* [TASK BRIEF]
Write out the records below exactly as they appear, skipping each picture.

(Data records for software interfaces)
· · · ·

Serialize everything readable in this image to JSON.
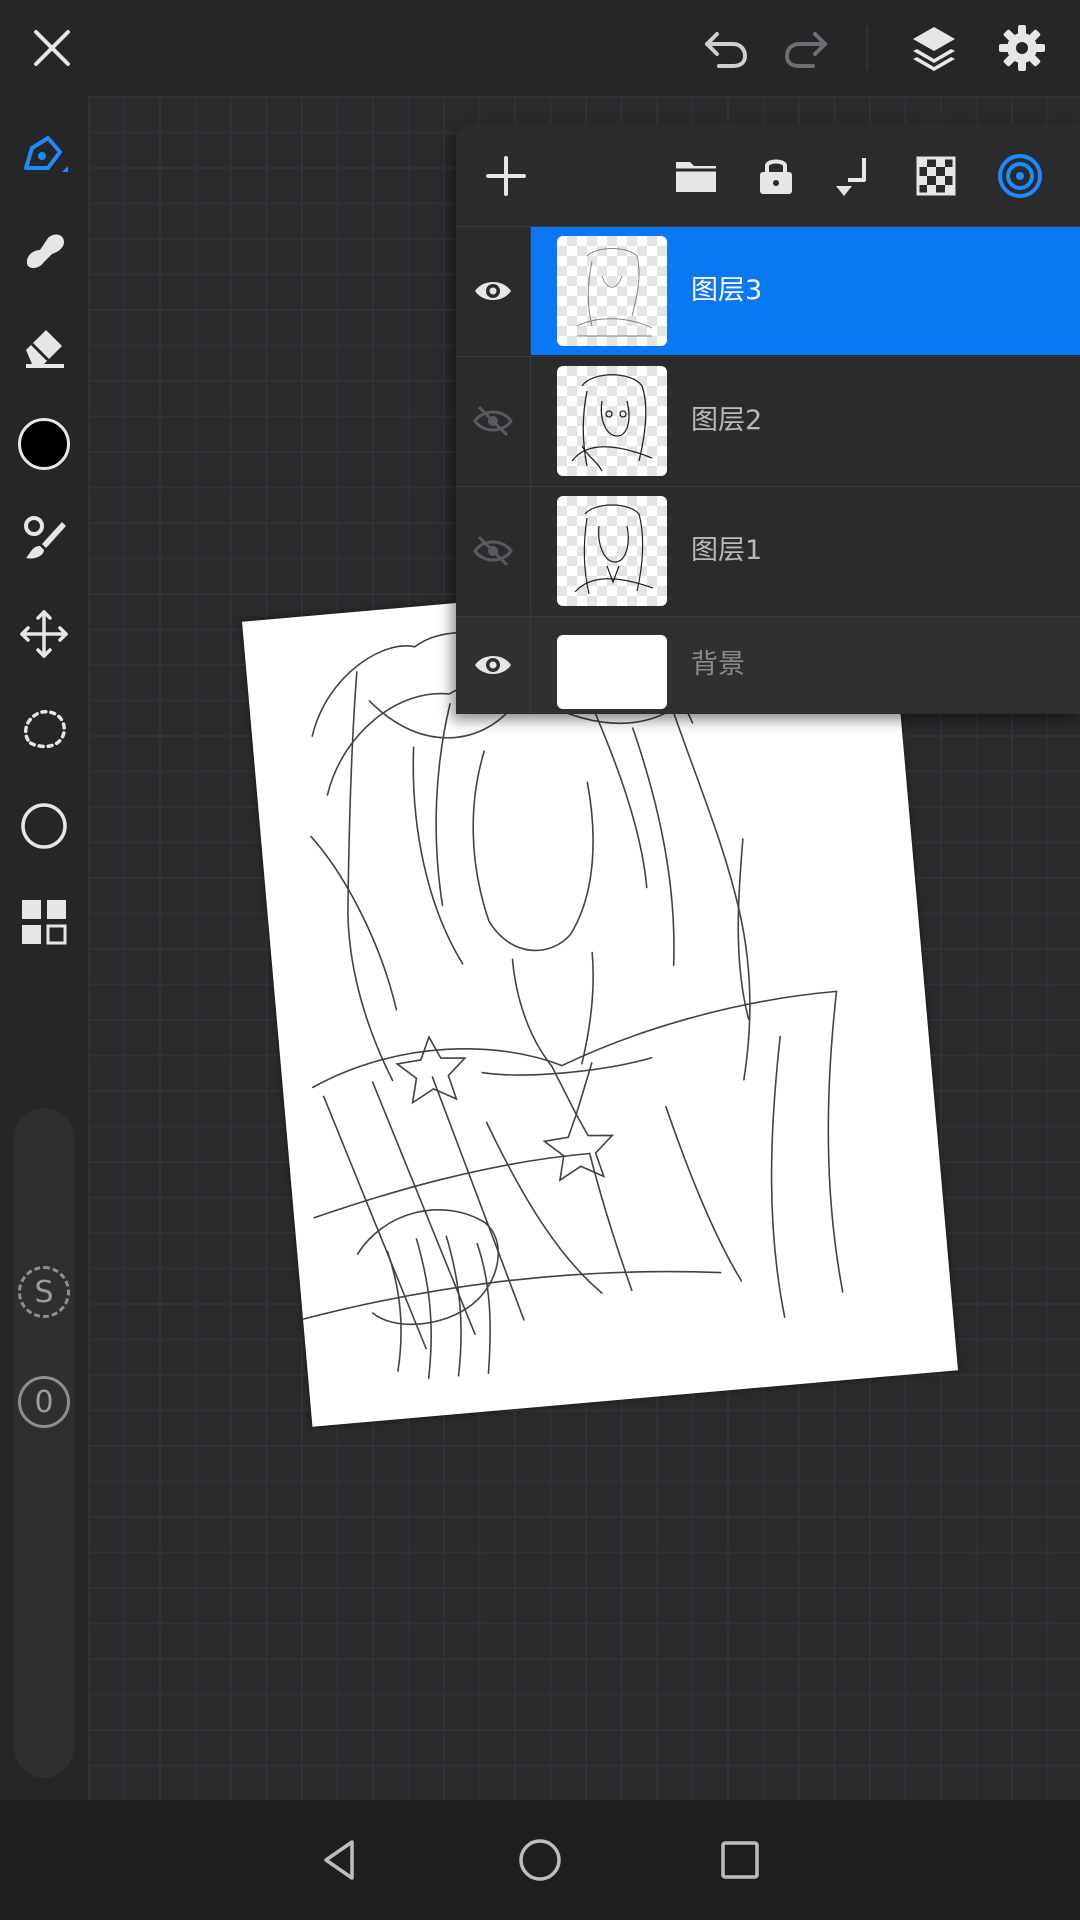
{
  "app": {
    "accent_color": "#0a77f5",
    "icons": {
      "close": "close-icon",
      "undo": "undo-icon",
      "redo": "redo-icon",
      "layers": "layers-icon",
      "settings": "gear-icon"
    }
  },
  "left_toolbar": {
    "tools": [
      "pen-tool",
      "smudge-tool",
      "eraser-tool",
      "color-swatch",
      "brush-settings",
      "transform-tool",
      "lasso-select",
      "shape-tool",
      "layers-grid"
    ],
    "current_color": "#000000",
    "size_badge": "S",
    "opacity_badge": "0"
  },
  "layers_panel": {
    "toolbar": [
      "add-layer",
      "folder",
      "lock",
      "merge-down",
      "transparency",
      "blend-mode"
    ],
    "layers": [
      {
        "name": "图层3",
        "visible": true,
        "selected": true
      },
      {
        "name": "图层2",
        "visible": false,
        "selected": false
      },
      {
        "name": "图层1",
        "visible": false,
        "selected": false
      },
      {
        "name": "背景",
        "visible": true,
        "selected": false
      }
    ]
  },
  "navbar": {
    "buttons": [
      "back",
      "home",
      "recents"
    ]
  }
}
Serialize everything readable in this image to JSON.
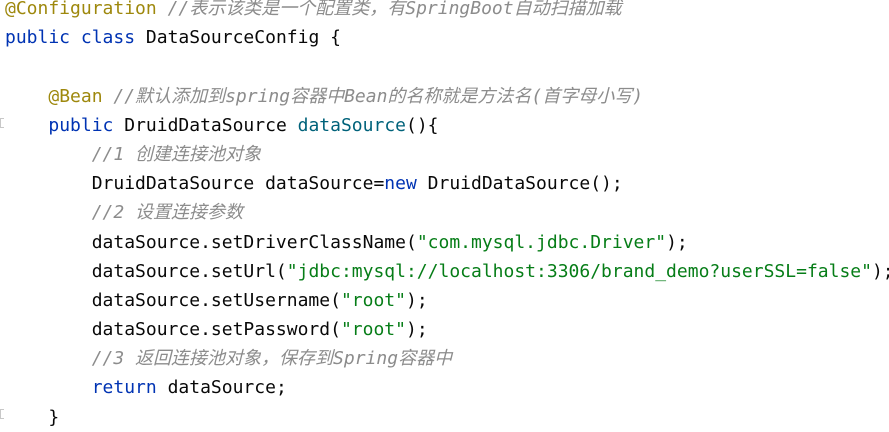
{
  "colors": {
    "keyword": "#0033b3",
    "annotation": "#9e880d",
    "comment": "#8c8c8c",
    "string": "#067d17",
    "method_decl": "#00627a",
    "text": "#080808",
    "background": "#ffffff"
  },
  "lines": [
    [
      {
        "t": "ann",
        "s": "@Configuration"
      },
      {
        "t": "plain",
        "s": " "
      },
      {
        "t": "cmt",
        "s": "//表示该类是一个配置类，有SpringBoot自动扫描加载"
      }
    ],
    [
      {
        "t": "kw",
        "s": "public"
      },
      {
        "t": "plain",
        "s": " "
      },
      {
        "t": "kw",
        "s": "class"
      },
      {
        "t": "plain",
        "s": " DataSourceConfig {"
      }
    ],
    [],
    [
      {
        "t": "plain",
        "s": "    "
      },
      {
        "t": "ann",
        "s": "@Bean"
      },
      {
        "t": "plain",
        "s": " "
      },
      {
        "t": "cmt",
        "s": "//默认添加到spring容器中Bean的名称就是方法名(首字母小写)"
      }
    ],
    [
      {
        "t": "plain",
        "s": "    "
      },
      {
        "t": "kw",
        "s": "public"
      },
      {
        "t": "plain",
        "s": " DruidDataSource "
      },
      {
        "t": "method",
        "s": "dataSource"
      },
      {
        "t": "plain",
        "s": "(){"
      }
    ],
    [
      {
        "t": "plain",
        "s": "        "
      },
      {
        "t": "cmt",
        "s": "//1 创建连接池对象"
      }
    ],
    [
      {
        "t": "plain",
        "s": "        DruidDataSource dataSource="
      },
      {
        "t": "kw",
        "s": "new"
      },
      {
        "t": "plain",
        "s": " DruidDataSource();"
      }
    ],
    [
      {
        "t": "plain",
        "s": "        "
      },
      {
        "t": "cmt",
        "s": "//2 设置连接参数"
      }
    ],
    [
      {
        "t": "plain",
        "s": "        dataSource.setDriverClassName("
      },
      {
        "t": "str",
        "s": "\"com.mysql.jdbc.Driver\""
      },
      {
        "t": "plain",
        "s": ");"
      }
    ],
    [
      {
        "t": "plain",
        "s": "        dataSource.setUrl("
      },
      {
        "t": "str",
        "s": "\"jdbc:mysql://localhost:3306/brand_demo?userSSL=false\""
      },
      {
        "t": "plain",
        "s": ");"
      }
    ],
    [
      {
        "t": "plain",
        "s": "        dataSource.setUsername("
      },
      {
        "t": "str",
        "s": "\"root\""
      },
      {
        "t": "plain",
        "s": ");"
      }
    ],
    [
      {
        "t": "plain",
        "s": "        dataSource.setPassword("
      },
      {
        "t": "str",
        "s": "\"root\""
      },
      {
        "t": "plain",
        "s": ");"
      }
    ],
    [
      {
        "t": "plain",
        "s": "        "
      },
      {
        "t": "cmt",
        "s": "//3 返回连接池对象，保存到Spring容器中"
      }
    ],
    [
      {
        "t": "plain",
        "s": "        "
      },
      {
        "t": "kw",
        "s": "return"
      },
      {
        "t": "plain",
        "s": " dataSource;"
      }
    ],
    [
      {
        "t": "plain",
        "s": "    }"
      }
    ]
  ]
}
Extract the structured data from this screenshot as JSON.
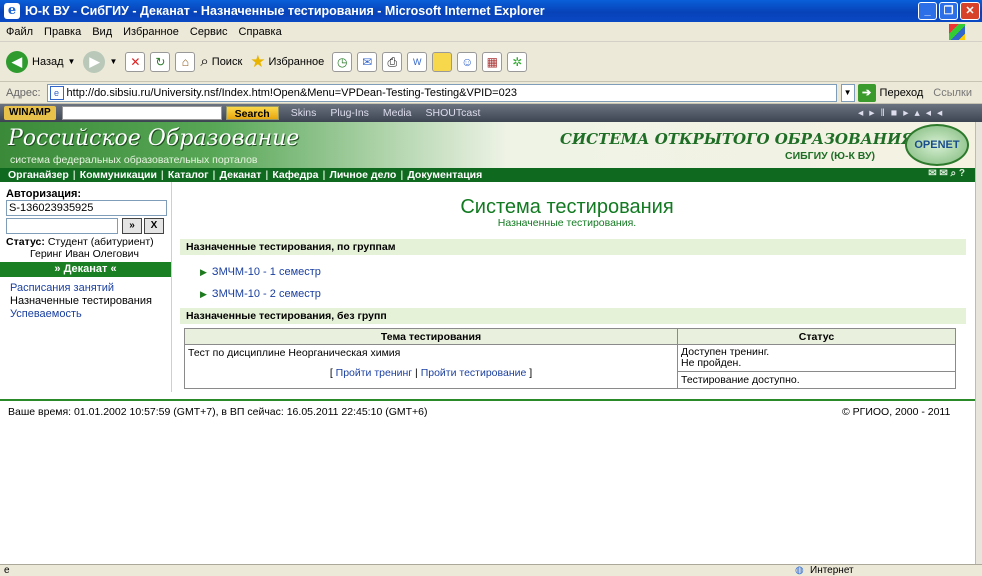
{
  "window": {
    "title": "Ю-К ВУ - СибГИУ - Деканат - Назначенные тестирования - Microsoft Internet Explorer"
  },
  "menu": [
    "Файл",
    "Правка",
    "Вид",
    "Избранное",
    "Сервис",
    "Справка"
  ],
  "toolbar": {
    "back": "Назад",
    "search": "Поиск",
    "favorites": "Избранное"
  },
  "address": {
    "label": "Адрес:",
    "url": "http://do.sibsiu.ru/University.nsf/Index.htm!Open&Menu=VPDean-Testing-Testing&VPID=023",
    "go": "Переход",
    "links": "Ссылки"
  },
  "winamp": {
    "logo": "WINAMP",
    "search_btn": "Search",
    "skins": "Skins",
    "plugins": "Plug-Ins",
    "media": "Media",
    "shoutcast": "SHOUTcast"
  },
  "banner": {
    "brand": "Российское Образование",
    "subtitle": "система федеральных образовательных порталов",
    "system_name": "СИСТЕМА ОТКРЫТОГО ОБРАЗОВАНИЯ",
    "university": "СИБГИУ (Ю-К ВУ)",
    "badge": "OPENET"
  },
  "nav": [
    "Органайзер",
    "Коммуникации",
    "Каталог",
    "Деканат",
    "Кафедра",
    "Личное дело",
    "Документация"
  ],
  "sidebar": {
    "auth_label": "Авторизация:",
    "login_value": "S-136023935925",
    "status_label": "Статус:",
    "status_value": "Студент (абитуриент)",
    "student_name": "Геринг Иван Олегович",
    "section_header": "» Деканат «",
    "links": [
      "Расписания занятий",
      "Назначенные тестирования",
      "Успеваемость"
    ]
  },
  "main": {
    "title": "Система тестирования",
    "subtitle": "Назначенные тестирования.",
    "groups_header": "Назначенные тестирования, по группам",
    "groups": [
      "ЗМЧМ-10 - 1 семестр",
      "ЗМЧМ-10 - 2 семестр"
    ],
    "nogroups_header": "Назначенные тестирования, без групп",
    "table": {
      "columns": [
        "Тема тестирования",
        "Статус"
      ],
      "row_topic": "Тест по дисциплине Неорганическая химия",
      "link_open": "[",
      "link_training": "Пройти тренинг",
      "link_sep": "|",
      "link_testing": "Пройти тестирование",
      "link_close": "]",
      "status_line1": "Доступен тренинг.",
      "status_line2": "Не пройден.",
      "status_line3": "Тестирование доступно."
    }
  },
  "footer": {
    "time": "Ваше время: 01.01.2002 10:57:59 (GMT+7), в ВП сейчас: 16.05.2011 22:45:10 (GMT+6)",
    "copyright": "© РГИОО, 2000 - 2011"
  },
  "statusbar": {
    "zone": "Интернет"
  }
}
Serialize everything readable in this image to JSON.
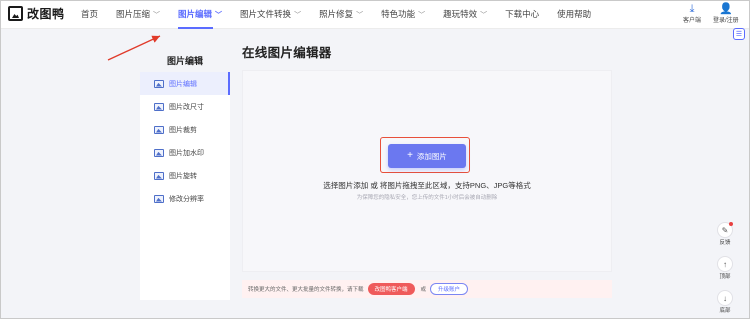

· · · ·

* [COMPLETED EXERCISE]
Serialize everything readable in this image to JSON.
{
  "app": {
    "accent_color": "#0a77f5",
    "icons": {
      "close": "close-icon",
      "undo": "undo-icon",
      "redo": "redo-icon",
      "layers": "layers-icon",
      "settings": "gear-icon"
    }
  },
  "left_toolbar": {
    "tools": [
      "pen-tool",
      "smudge-tool",
      "eraser-tool",
      "color-swatch",
      "brush-settings",
      "transform-tool",
      "lasso-select",
      "shape-tool",
      "layers-grid"
    ],
    "current_color": "#000000",
    "size_badge": "S",
    "opacity_badge": "0"
  },
  "layers_panel": {
    "toolbar": [
      "add-layer",
      "folder",
      "lock",
      "merge-down",
      "transparency",
      "blend-mode"
    ],
    "layers": [
      {
        "name": "图层3",
        "visible": true,
        "selected": true
      },
      {
        "name": "图层2",
        "visible": false,
        "selected": false
      },
      {
        "name": "图层1",
        "visible": false,
        "selected": false
      },
      {
        "name": "背景",
        "visible": true,
        "selected": false
      }
    ]
  },
  "navbar": {
    "buttons": [
      "back",
      "home",
      "recents"
    ]
  }
}
Serialize everything readable in this image to JSON.
{
  "colors": {
    "keyword": "#0033b3",
    "annotation": "#9e880d",
    "comment": "#8c8c8c",
    "string": "#067d17",
    "method_decl": "#00627a",
    "text": "#080808",
    "background": "#ffffff"
  },
  "lines": [
    [
      {
        "t": "ann",
        "s": "@Configuration"
      },
      {
        "t": "plain",
        "s": " "
      },
      {
        "t": "cmt",
        "s": "//表示该类是一个配置类，有SpringBoot自动扫描加载"
      }
    ],
    [
      {
        "t": "kw",
        "s": "public"
      },
      {
        "t": "plain",
        "s": " "
      },
      {
        "t": "kw",
        "s": "class"
      },
      {
        "t": "plain",
        "s": " DataSourceConfig {"
      }
    ],
    [],
    [
      {
        "t": "plain",
        "s": "    "
      },
      {
        "t": "ann",
        "s": "@Bean"
      },
      {
        "t": "plain",
        "s": " "
      },
      {
        "t": "cmt",
        "s": "//默认添加到spring容器中Bean的名称就是方法名(首字母小写)"
      }
    ],
    [
      {
        "t": "plain",
        "s": "    "
      },
      {
        "t": "kw",
        "s": "public"
      },
      {
        "t": "plain",
        "s": " DruidDataSource "
      },
      {
        "t": "method",
        "s": "dataSource"
      },
      {
        "t": "plain",
        "s": "(){"
      }
    ],
    [
      {
        "t": "plain",
        "s": "        "
      },
      {
        "t": "cmt",
        "s": "//1 创建连接池对象"
      }
    ],
    [
      {
        "t": "plain",
        "s": "        DruidDataSource dataSource="
      },
      {
        "t": "kw",
        "s": "new"
      },
      {
        "t": "plain",
        "s": " DruidDataSource();"
      }
    ],
    [
      {
        "t": "plain",
        "s": "        "
      },
      {
        "t": "cmt",
        "s": "//2 设置连接参数"
      }
    ],
    [
      {
        "t": "plain",
        "s": "        dataSource.setDriverClassName("
      },
      {
        "t": "str",
        "s": "\"com.mysql.jdbc.Driver\""
      },
      {
        "t": "plain",
        "s": ");"
      }
    ],
    [
      {
        "t": "plain",
        "s": "        dataSource.setUrl("
      },
      {
        "t": "str",
        "s": "\"jdbc:mysql://localhost:3306/brand_demo?userSSL=false\""
      },
      {
        "t": "plain",
        "s": ");"
      }
    ],
    [
      {
        "t": "plain",
        "s": "        dataSource.setUsername("
      },
      {
        "t": "str",
        "s": "\"root\""
      },
      {
        "t": "plain",
        "s": ");"
      }
    ],
    [
      {
        "t": "plain",
        "s": "        dataSource.setPassword("
      },
      {
        "t": "str",
        "s": "\"root\""
      },
      {
        "t": "plain",
        "s": ");"
      }
    ],
    [
      {
        "t": "plain",
        "s": "        "
      },
      {
        "t": "cmt",
        "s": "//3 返回连接池对象，保存到Spring容器中"
      }
    ],
    [
      {
        "t": "plain",
        "s": "        "
      },
      {
        "t": "kw",
        "s": "return"
      },
      {
        "t": "plain",
        "s": " dataSource;"
      }
    ],
    [
      {
        "t": "plain",
        "s": "    }"
      }
    ]
  ]
}
Extract the structured data from this screenshot as JSON.
{
  "window": {
    "title": "Ю-К ВУ - СибГИУ - Деканат - Назначенные тестирования - Microsoft Internet Explorer"
  },
  "menu": [
    "Файл",
    "Правка",
    "Вид",
    "Избранное",
    "Сервис",
    "Справка"
  ],
  "toolbar": {
    "back": "Назад",
    "search": "Поиск",
    "favorites": "Избранное"
  },
  "address": {
    "label": "Адрес:",
    "url": "http://do.sibsiu.ru/University.nsf/Index.htm!Open&Menu=VPDean-Testing-Testing&VPID=023",
    "go": "Переход",
    "links": "Ссылки"
  },
  "winamp": {
    "logo": "WINAMP",
    "search_btn": "Search",
    "skins": "Skins",
    "plugins": "Plug-Ins",
    "media": "Media",
    "shoutcast": "SHOUTcast"
  },
  "banner": {
    "brand": "Российское Образование",
    "subtitle": "система федеральных образовательных порталов",
    "system_name": "СИСТЕМА ОТКРЫТОГО ОБРАЗОВАНИЯ",
    "university": "СИБГИУ (Ю-К ВУ)",
    "badge": "OPENET"
  },
  "nav": [
    "Органайзер",
    "Коммуникации",
    "Каталог",
    "Деканат",
    "Кафедра",
    "Личное дело",
    "Документация"
  ],
  "sidebar": {
    "auth_label": "Авторизация:",
    "login_value": "S-136023935925",
    "status_label": "Статус:",
    "status_value": "Студент (абитуриент)",
    "student_name": "Геринг Иван Олегович",
    "section_header": "» Деканат «",
    "links": [
      "Расписания занятий",
      "Назначенные тестирования",
      "Успеваемость"
    ]
  },
  "main": {
    "title": "Система тестирования",
    "subtitle": "Назначенные тестирования.",
    "groups_header": "Назначенные тестирования, по группам",
    "groups": [
      "ЗМЧМ-10 - 1 семестр",
      "ЗМЧМ-10 - 2 семестр"
    ],
    "nogroups_header": "Назначенные тестирования, без групп",
    "table": {
      "columns": [
        "Тема тестирования",
        "Статус"
      ],
      "row_topic": "Тест по дисциплине Неорганическая химия",
      "link_open": "[",
      "link_training": "Пройти тренинг",
      "link_sep": "|",
      "link_testing": "Пройти тестирование",
      "link_close": "]",
      "status_line1": "Доступен тренинг.",
      "status_line2": "Не пройден.",
      "status_line3": "Тестирование доступно."
    }
  },
  "footer": {
    "time": "Ваше время: 01.01.2002 10:57:59 (GMT+7), в ВП сейчас: 16.05.2011 22:45:10 (GMT+6)",
    "copyright": "© РГИОО, 2000 - 2011"
  },
  "statusbar": {
    "zone": "Интернет"
  }
}
Serialize everything readable in this image to JSON.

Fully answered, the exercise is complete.